In the video, Essie and Liana talk about what it's like to have boobs. They've also talked about their periods, and other female topics that no longer apply to me, but all the same, I find them sweetly endearing. They also make me wonder what life would have been like if YouTube existed 25 years ago, when I was roughly their age.

For the longest time, my opinion of YouTube was not a very positive one, until I discovered these girls/women making themselves up for tens, sometimes hundreds of thousands (and millions in some cases) of subscribers. These videos got me over some seriously rough patches as I recovered from my mastectomy, and dealt with all those detestable chemo treatments. 

While some of the YouTube girls/women are, shall we say, a little clueless in the life department, and could use a bit of help with diction and grammar, these two are the real deal. What made me want to write about them was their authenticity, which reminded me of the W.H. Auden quote I used in my previous post. 

Two women discussing their breasts can be a bit off-putting, especially when the complaints start flying, and the topic turns to boob jobs and wanting to look like Pamela Anderson did in Baywatch. That's not what these two did. Their honesty and humor while discussing boobs was so refreshing, it made me forget that my own set is likely compost by now. I wanted to join in and regale them with stories of my own first bra, how once I fell out of a strapless bra at a sweet sixteen, and got molested in a lingerie shop by a bra fitter who got frustrated because my nipples refused to hold their position in the center of the cups. 

All women have stories about their breasts, regardless of how old we are, or if we even have breasts anymore. Not having breasts doesn't mean you're no longer a woman, and what brought a tear of happiness to my eye was that these girls get it. They're half my age, and they get it. They're also earning major scratch making these videos, but that's a conversation for another day, on another blog. 
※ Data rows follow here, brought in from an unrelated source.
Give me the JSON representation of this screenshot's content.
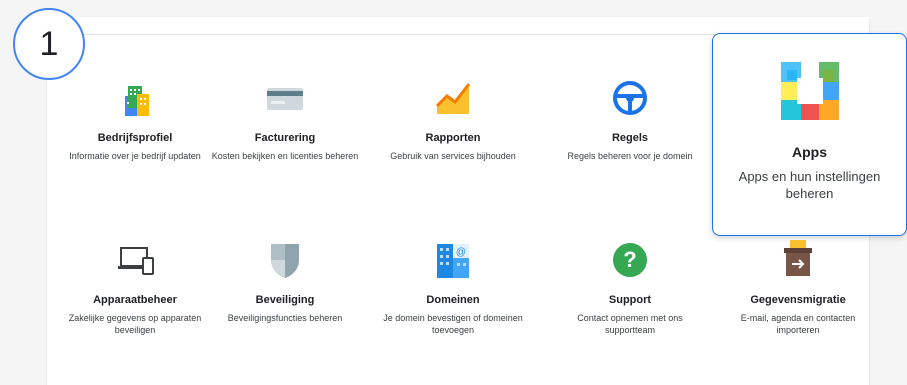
{
  "step_badge": "1",
  "tiles": [
    {
      "label": "Bedrijfsprofiel",
      "description": "Informatie over je bedrijf updaten",
      "icon": "building-icon"
    },
    {
      "label": "Facturering",
      "description": "Kosten bekijken en licenties beheren",
      "icon": "credit-card-icon"
    },
    {
      "label": "Rapporten",
      "description": "Gebruik van services bijhouden",
      "icon": "reports-chart-icon"
    },
    {
      "label": "Regels",
      "description": "Regels beheren voor je domein",
      "icon": "steering-wheel-icon"
    },
    {
      "label": "Apps",
      "description": "Apps en hun instellingen beheren",
      "icon": "apps-grid-icon"
    },
    {
      "label": "Apparaatbeheer",
      "description": "Zakelijke gegevens op apparaten beveiligen",
      "icon": "laptop-phone-icon"
    },
    {
      "label": "Beveiliging",
      "description": "Beveiligingsfuncties beheren",
      "icon": "shield-icon"
    },
    {
      "label": "Domeinen",
      "description": "Je domein bevestigen of domeinen toevoegen",
      "icon": "domain-building-icon"
    },
    {
      "label": "Support",
      "description": "Contact opnemen met ons supportteam",
      "icon": "help-question-icon"
    },
    {
      "label": "Gegevensmigratie",
      "description": "E-mail, agenda en contacten importeren",
      "icon": "archive-box-icon"
    }
  ],
  "colors": {
    "accent_blue": "#1a73e8",
    "badge_blue": "#4285f4",
    "support_green": "#34a853",
    "reports_orange": "#f9a825"
  }
}
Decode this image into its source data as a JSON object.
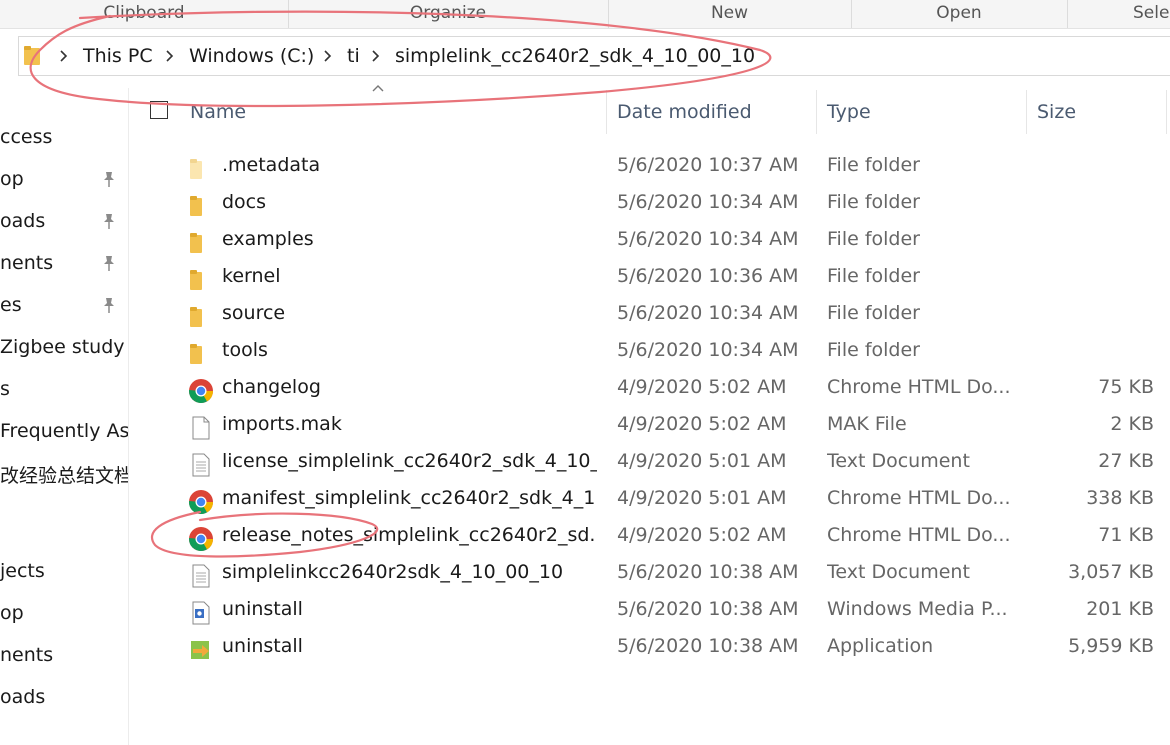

The income thing notwithstanding, my faith in womanhood has been bolstered a bit, thanks to Essie and Amelia. They understand that your endowments can be a blessing and a curse, but they're not representative of who you really are.